The conservative use of the brain-death criterion – a critique

Journal of Medicine and Philosophy 9 (4):377-394 (1984)
The whole brain-death criterion of death now enjoys a wide acceptance both within the medical profession and among the general public. That acceptance is in large part the product of the contention that brain death is the proper criterion for even a conservative definition of death – the irreversible loss of the integrated functioning of the organism as a whole. This claim – most recently made in the report of the Presidential Commission and in a comprehensive article by James Bernat and others – is based upon a series of fallacious arguments. Chief among these is the argument that whole brain-death is the proper criterion for the conservative definition because the brain is the organ that integrates the rest of the organism. A central part of the paper shows that this argument rests upon a confusion between a function and the mechanism that performs it, and replies to the defenses that the Presidential Commission makes on this point. The concluding portion of the paper argues that this issue is not merely of academic interest, but has the potential for undermining the present consensus that supports the use of whole brain-death criteria. * Keywords: brain-death, definition of death, determination of death * I would like to thank Howard Brody and Bruce Miller for helpful suggestions and criticisms.

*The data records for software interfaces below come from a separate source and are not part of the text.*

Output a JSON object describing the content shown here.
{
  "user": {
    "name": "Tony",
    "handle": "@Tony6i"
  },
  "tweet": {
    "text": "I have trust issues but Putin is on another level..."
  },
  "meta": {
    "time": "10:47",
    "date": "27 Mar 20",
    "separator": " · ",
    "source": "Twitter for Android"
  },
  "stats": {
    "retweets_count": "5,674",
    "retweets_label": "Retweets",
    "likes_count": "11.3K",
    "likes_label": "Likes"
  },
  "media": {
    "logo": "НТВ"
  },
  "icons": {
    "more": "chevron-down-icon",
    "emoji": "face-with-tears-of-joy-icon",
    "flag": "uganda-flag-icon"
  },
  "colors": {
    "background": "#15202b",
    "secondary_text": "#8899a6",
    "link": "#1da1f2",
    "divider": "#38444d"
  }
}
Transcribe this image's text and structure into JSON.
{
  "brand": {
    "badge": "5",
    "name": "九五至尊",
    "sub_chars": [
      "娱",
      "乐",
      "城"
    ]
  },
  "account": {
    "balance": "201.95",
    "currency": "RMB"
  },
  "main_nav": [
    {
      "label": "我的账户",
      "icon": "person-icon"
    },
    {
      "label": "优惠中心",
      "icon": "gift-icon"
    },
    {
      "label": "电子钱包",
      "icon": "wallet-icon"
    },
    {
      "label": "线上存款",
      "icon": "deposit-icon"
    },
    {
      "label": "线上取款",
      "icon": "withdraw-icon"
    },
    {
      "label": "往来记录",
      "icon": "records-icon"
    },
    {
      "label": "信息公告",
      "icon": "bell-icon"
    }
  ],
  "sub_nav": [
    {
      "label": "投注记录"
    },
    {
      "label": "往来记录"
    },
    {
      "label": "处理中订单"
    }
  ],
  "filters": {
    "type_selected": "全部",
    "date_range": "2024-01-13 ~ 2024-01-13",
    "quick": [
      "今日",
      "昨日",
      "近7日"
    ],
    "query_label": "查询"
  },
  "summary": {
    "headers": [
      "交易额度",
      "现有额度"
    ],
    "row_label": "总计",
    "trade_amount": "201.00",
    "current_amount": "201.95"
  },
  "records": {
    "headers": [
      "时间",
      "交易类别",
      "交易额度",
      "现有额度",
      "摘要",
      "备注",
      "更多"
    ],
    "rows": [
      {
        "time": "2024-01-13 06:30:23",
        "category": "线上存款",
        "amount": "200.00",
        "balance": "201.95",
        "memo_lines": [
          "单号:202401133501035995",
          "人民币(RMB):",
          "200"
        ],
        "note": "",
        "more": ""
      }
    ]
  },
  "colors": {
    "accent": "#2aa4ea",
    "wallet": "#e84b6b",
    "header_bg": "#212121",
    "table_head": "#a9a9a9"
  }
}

CiteULike Connotea What's this?
Keywords No keywords specified (fix it)
Categories (categorize this paper)
DOI 10.1093/jmp/9.4.377
 Save to my reading list
Follow the author(s)
My bibliography
Export citation
Find it on Scholar
Edit this record
Mark as duplicate
Revision history Request removal from index
Download options
PhilPapers Archive

Upload a copy of this paper     Check publisher's policy on self-archival     Papers currently archived: 24,392
External links
Setup an account with your affiliations in order to access resources via your University's proxy server
Configure custom proxy (use this if your affiliation does not provide a proxy)
Through your library
References found in this work BETA

No references found.

Add more references

Citations of this work BETA
Mike Collins (2010). Reevaluating the Dead Donor Rule. Journal of Medicine and Philosophy 35 (2):1-26.

Add more citations

Similar books and articles

Monthly downloads

Added to index


Total downloads

20 ( #232,631 of 1,924,699 )

Recent downloads (6 months)

1 ( #417,767 of 1,924,699 )

How can I increase my downloads?

My notes
Sign in to use this feature

Start a new thread
There  are no threads in this forum
Nothing in this forum yet.